Improved treatment options could help save lives in the Covid-19 pandemic.
A patient wearing a helmet-based ventilator at a Houston-area hospital in late July. Go Nakamura/Getty Images
Given the continued debate over (proven) tactics like social distancing and mask-wearing, and the reticence of some political leaders to take preemptive action to curb the disease’s spread, it’s not an unreasonable question.
But when I hear that question, the first thing I think about isn’t Zoom calls or isolating in a cabin or strapping on my mask before I walk into the grocery store. I think about remdesivir, dexamethasone, and prone positioning.
Because, in fact, doctors and nurses have learned a ton about the best medicine for treating Covid-19. It’s too soon to say exactly how many lives have been saved by gains in our collective knowledge, but some effect seems certain.
Coronavirus deaths have been rising again in the wake of this summer’s record spike in cases, but they have not reached the same heights seen in the spring. There are likely a few explanations for that trend. First, the US wasn’t testing enough in March or April to identify all of the Covid-19 cases then and so a “record” number of cases in June and July may have been a bit of a mirage. Younger people also made up a bigger share of cases in the summer wave, and they are less at risk of dying from the disease.
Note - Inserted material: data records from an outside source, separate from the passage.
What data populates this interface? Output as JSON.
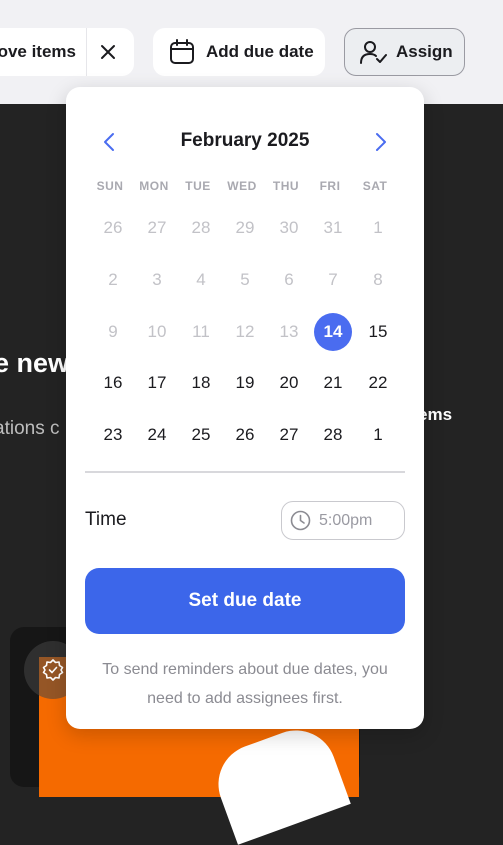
{
  "toolbar": {
    "move_label": "ove items",
    "due_label": "Add due date",
    "assign_label": "Assign"
  },
  "background": {
    "heading": "e new",
    "subtext": "ations c",
    "items_text": "ems"
  },
  "calendar": {
    "month_label": "February 2025",
    "weekdays": [
      "SUN",
      "MON",
      "TUE",
      "WED",
      "THU",
      "FRI",
      "SAT"
    ],
    "weeks": [
      [
        "26",
        "27",
        "28",
        "29",
        "30",
        "31",
        "1"
      ],
      [
        "2",
        "3",
        "4",
        "5",
        "6",
        "7",
        "8"
      ],
      [
        "9",
        "10",
        "11",
        "12",
        "13",
        "14",
        "15"
      ],
      [
        "16",
        "17",
        "18",
        "19",
        "20",
        "21",
        "22"
      ],
      [
        "23",
        "24",
        "25",
        "26",
        "27",
        "28",
        "1"
      ]
    ],
    "selected_day": "14",
    "accent_color": "#4a6cf0"
  },
  "time": {
    "label": "Time",
    "value": "5:00pm"
  },
  "set_button_label": "Set due date",
  "hint": "To send reminders about due dates, you need to add assignees first.",
  "icons": {
    "prev": "chevron-left-icon",
    "next": "chevron-right-icon",
    "calendar": "calendar-icon",
    "assign": "user-check-icon",
    "close": "close-icon",
    "clock": "clock-icon",
    "badge": "gear-badge-icon"
  }
}
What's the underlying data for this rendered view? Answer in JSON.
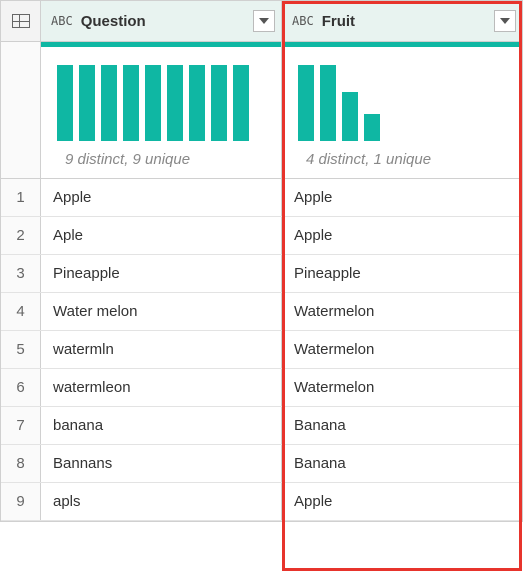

But the doctors and hospitals I’ve spoken with recently feel confident that improvements in their standards of care are having a meaningful effect, even if they are reluctant to put an exact number on it. Read more >>